The Lancet chapter of the Paolo Macchiarini saga appears to finally be over.
In an editorial titled “The final verdict on Paolo Macchiarini: guilty of misconduct,” the editors of the journal announce that they are retracting two papers by the now-disgraced surgeon and colleagues “after receiving requests to do so from the new President of the Karolinska Institute (KI), Ole Petter Ottersen.” Late last month, Ottersen declared Macchiarini and six other researchers — including one of the whistleblowers in the case — guilty of misconduct.
The Karolinska Institutet in Sweden has declared that once-lauded surgeon Paolo Macchiarini and three co-authors committed misconduct in a 2015 paper.
The decision by KI’s vice chancellor will be followed by a request to retract the paper, published by the journal Respiration.
In the paper, the researchers described the case of a man with an acute lung disorder, in which he received an experimental treatment involving the use of his own blood-derived cells and the drug erythropoietin, which stimulates the production of red blood cells. The patient “demonstrated an immediate, albeit temporary, clinical improvement,” according to the authors. However, he ultimately died of multisystem organ failure.
The Expert Group on Scientific Misconduct at the Central Ethical Review Board has determined that concerns over that paper — and five others co-authored by Macchiarini, once based at the Karolinska Institutet (KI) — were justified.
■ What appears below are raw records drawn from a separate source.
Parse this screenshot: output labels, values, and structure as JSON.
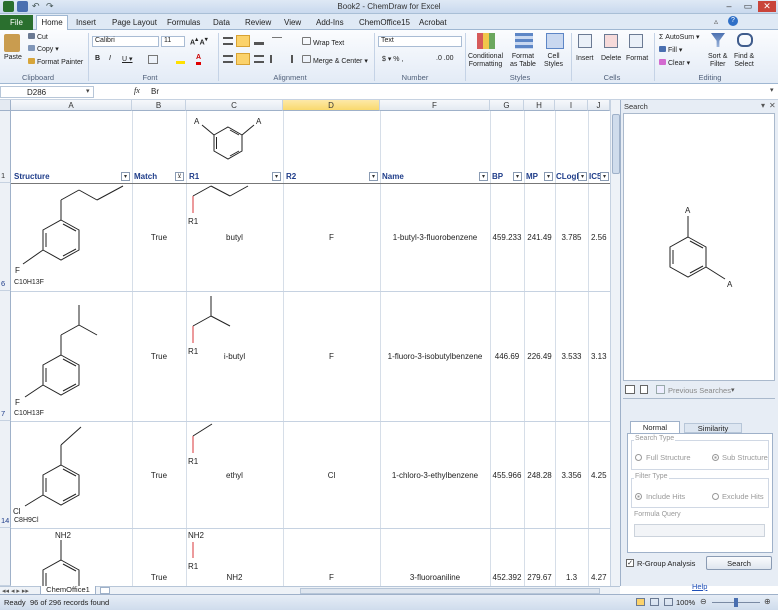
{
  "window": {
    "title": "Book2 - ChemDraw for Excel"
  },
  "tabs": [
    "File",
    "Home",
    "Insert",
    "Page Layout",
    "Formulas",
    "Data",
    "Review",
    "View",
    "Add-Ins",
    "ChemOffice15",
    "Acrobat"
  ],
  "ribbon": {
    "clipboard": {
      "paste": "Paste",
      "cut": "Cut",
      "copy": "Copy",
      "format_painter": "Format Painter",
      "label": "Clipboard"
    },
    "font": {
      "name": "Calibri",
      "size": "11",
      "label": "Font"
    },
    "alignment": {
      "wrap_text": "Wrap Text",
      "merge_center": "Merge & Center",
      "label": "Alignment"
    },
    "number": {
      "format": "Text",
      "label": "Number"
    },
    "styles": {
      "conditional": "Conditional\nFormatting",
      "format_table": "Format\nas Table",
      "cell_styles": "Cell\nStyles",
      "label": "Styles"
    },
    "cells": {
      "insert": "Insert",
      "delete": "Delete",
      "format": "Format",
      "label": "Cells"
    },
    "editing": {
      "autosum": "AutoSum",
      "fill": "Fill",
      "clear": "Clear",
      "sort_filter": "Sort &\nFilter",
      "find_select": "Find &\nSelect",
      "label": "Editing"
    }
  },
  "formula_bar": {
    "name_box": "D286",
    "fx": "fx",
    "value": "Br"
  },
  "columns": [
    "A",
    "B",
    "C",
    "D",
    "E",
    "F",
    "G",
    "H",
    "I",
    "J"
  ],
  "headers": {
    "structure": "Structure",
    "match": "Match",
    "r1": "R1",
    "r2": "R2",
    "name": "Name",
    "bp": "BP",
    "mp": "MP",
    "clogp": "CLogP",
    "ic": "IC5"
  },
  "rows": [
    {
      "row": "6",
      "formula": "C10H13F",
      "match": "True",
      "r1": "butyl",
      "r2": "F",
      "name": "1-butyl-3-fluorobenzene",
      "bp": "459.233",
      "mp": "241.49",
      "clogp": "3.785",
      "ic": "2.56"
    },
    {
      "row": "7",
      "formula": "C10H13F",
      "match": "True",
      "r1": "i-butyl",
      "r2": "F",
      "name": "1-fluoro-3-isobutylbenzene",
      "bp": "446.69",
      "mp": "226.49",
      "clogp": "3.533",
      "ic": "3.13"
    },
    {
      "row": "14",
      "formula": "C8H9Cl",
      "match": "True",
      "r1": "ethyl",
      "r2": "Cl",
      "name": "1-chloro-3-ethylbenzene",
      "bp": "455.966",
      "mp": "248.28",
      "clogp": "3.356",
      "ic": "4.25"
    },
    {
      "row": "",
      "formula": "",
      "match": "True",
      "r1": "NH2",
      "r2": "F",
      "name": "3-fluoroaniline",
      "bp": "452.392",
      "mp": "279.67",
      "clogp": "1.3",
      "ic": "4.27"
    }
  ],
  "atom_labels": {
    "a": "A",
    "f": "F",
    "cl": "Cl",
    "nh2": "NH2",
    "r1": "R1"
  },
  "search_panel": {
    "title": "Search",
    "previous": "Previous Searches",
    "tabs": [
      "Normal",
      "Similarity"
    ],
    "search_type": "Search Type",
    "full_structure": "Full Structure",
    "sub_structure": "Sub Structure",
    "filter_type": "Filter Type",
    "include_hits": "Include Hits",
    "exclude_hits": "Exclude Hits",
    "formula_query": "Formula Query",
    "rgroup": "R-Group Analysis",
    "search_btn": "Search",
    "help": "Help"
  },
  "sheet_tab": "ChemOffice1",
  "status": {
    "ready": "Ready",
    "records": "96 of 296 records found",
    "zoom": "100%"
  }
}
In a press release, it says:
A journal has removed an expression of concern for a 2011 paper after Karolinska Institutet (KI) “concluded no wrongdoing had occurred.”
In June, Journal of Cell Science (JCS) issued the expression of concern, after a reader contacted the editors with questions about the data in one of the figures. JCS investigated but could not resolve the issue, and in March 2017 turned the case over to KI where the authors are based.
The 2011 paper had already received a correction in 2016, citing inadvertent figure duplication.
A journal has issued an expression of concern (EOC) for a 2011 cancer paper, while Karolinska Institutet investigates “concerns” about some of the data.
After the Journal of Cell Science (JCS) received a tip from a reader, it investigated, but was unable to resolve the concerns. So the journal asked KI–where all the authors work–to investigate further, and issued an EOC to alert readers that there may be an issue with the paper.
According to the notice, the questions center on data from Fig. 1A, but the notice does not specify the nature of the concerns. The 2011 paper received a correction in 2016, which cites inadvertent figure duplication.
After a series of documentaries prompted his former employer, Karolinska Institutet (KI), to reopen a misconduct investigation against him, KI has today released one verdict regarding a 2014 Nature Communications paper: guilty.
The Karolinska Institutet has dismissed former rising star surgeon Paolo Macchiarini from his post, effective immediately.
A KI news release, dated today, states:
The Staff Disciplinary Board at Karolinska Institutet has today decided to relieve Paolo Macchiarini of his duties as a researcher at KI. He is to be informed immediately that his contract has been rescinded.
Last week, The Lancet honored a co-author’s request to remove his name from Paolo Macchiarini’s seminal 2011 paper, which described the first transplant of an artificial trachea seeded with autologous stem cells but has since come under fire.
The Lancet has been contacted by Dr KH Grinnemo who was an author on the paper. Dr Grinnemo no longer wishes to be an author and asks for his name to be removed. This correction has been made to the online version as of March 3, 2016.
The paper has been cited 187 times, designating it “highly cited” by Thomson Reuters Web of Science.